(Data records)
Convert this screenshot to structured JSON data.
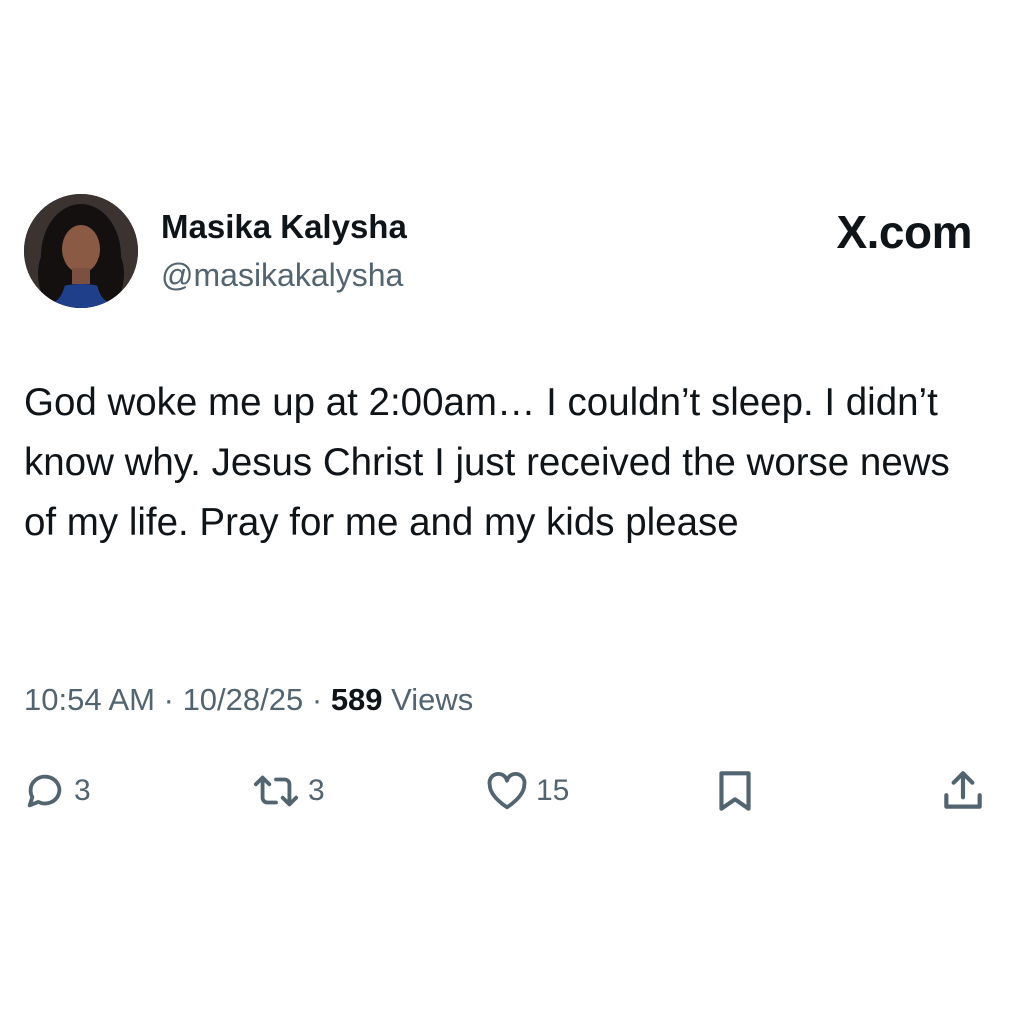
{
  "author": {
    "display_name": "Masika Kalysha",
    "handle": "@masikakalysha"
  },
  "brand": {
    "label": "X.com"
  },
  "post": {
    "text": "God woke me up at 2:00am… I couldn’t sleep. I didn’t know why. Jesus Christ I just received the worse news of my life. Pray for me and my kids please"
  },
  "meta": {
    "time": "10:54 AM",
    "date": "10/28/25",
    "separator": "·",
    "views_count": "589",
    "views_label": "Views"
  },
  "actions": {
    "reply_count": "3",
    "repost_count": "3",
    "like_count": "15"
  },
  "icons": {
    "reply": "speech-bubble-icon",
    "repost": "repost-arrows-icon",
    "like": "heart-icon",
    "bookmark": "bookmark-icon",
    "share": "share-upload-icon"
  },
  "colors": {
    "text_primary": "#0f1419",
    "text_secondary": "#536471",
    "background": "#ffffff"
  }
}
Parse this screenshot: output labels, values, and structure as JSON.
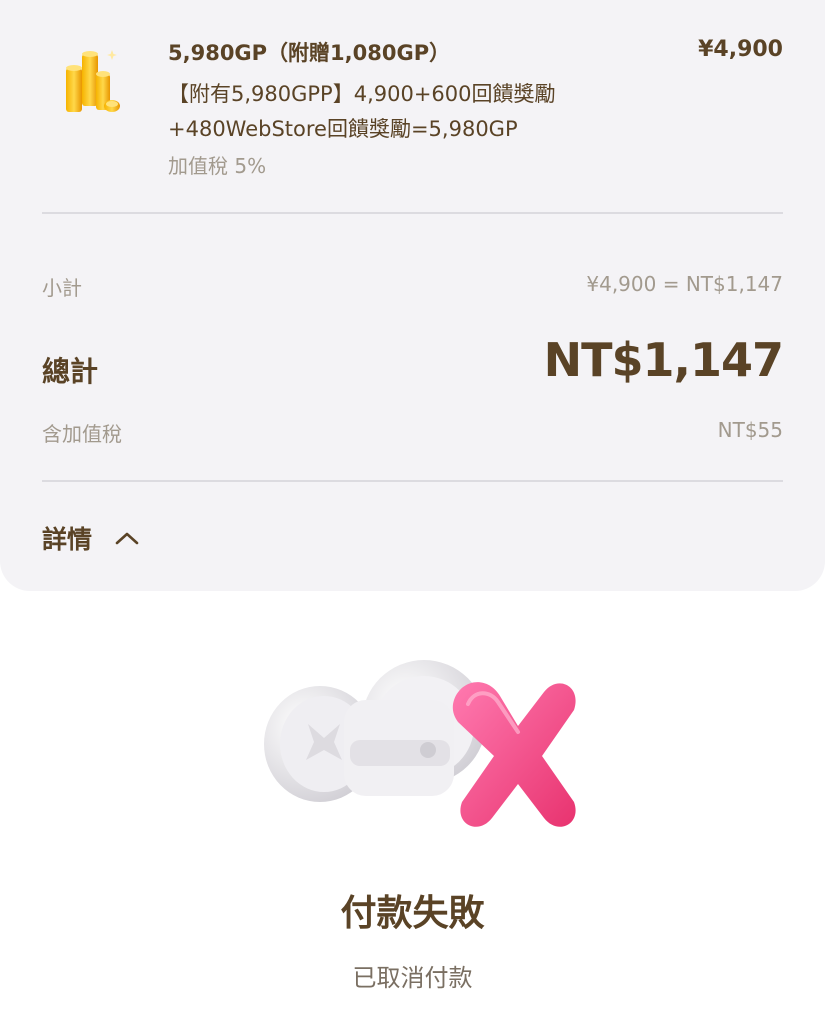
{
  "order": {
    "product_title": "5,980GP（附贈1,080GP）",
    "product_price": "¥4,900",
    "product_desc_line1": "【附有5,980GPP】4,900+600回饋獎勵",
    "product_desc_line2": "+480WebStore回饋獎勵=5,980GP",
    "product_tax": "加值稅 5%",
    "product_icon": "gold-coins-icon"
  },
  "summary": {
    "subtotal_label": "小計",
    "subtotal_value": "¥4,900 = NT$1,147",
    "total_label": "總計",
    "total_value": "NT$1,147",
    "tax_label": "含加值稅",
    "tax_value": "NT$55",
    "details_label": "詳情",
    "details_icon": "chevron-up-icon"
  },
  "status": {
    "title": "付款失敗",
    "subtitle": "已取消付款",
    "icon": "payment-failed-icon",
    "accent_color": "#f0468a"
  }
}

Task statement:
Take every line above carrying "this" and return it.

Worked solution:
Convert this screenshot to structured JSON data.
Parse this screenshot: output labels, values, and structure as JSON.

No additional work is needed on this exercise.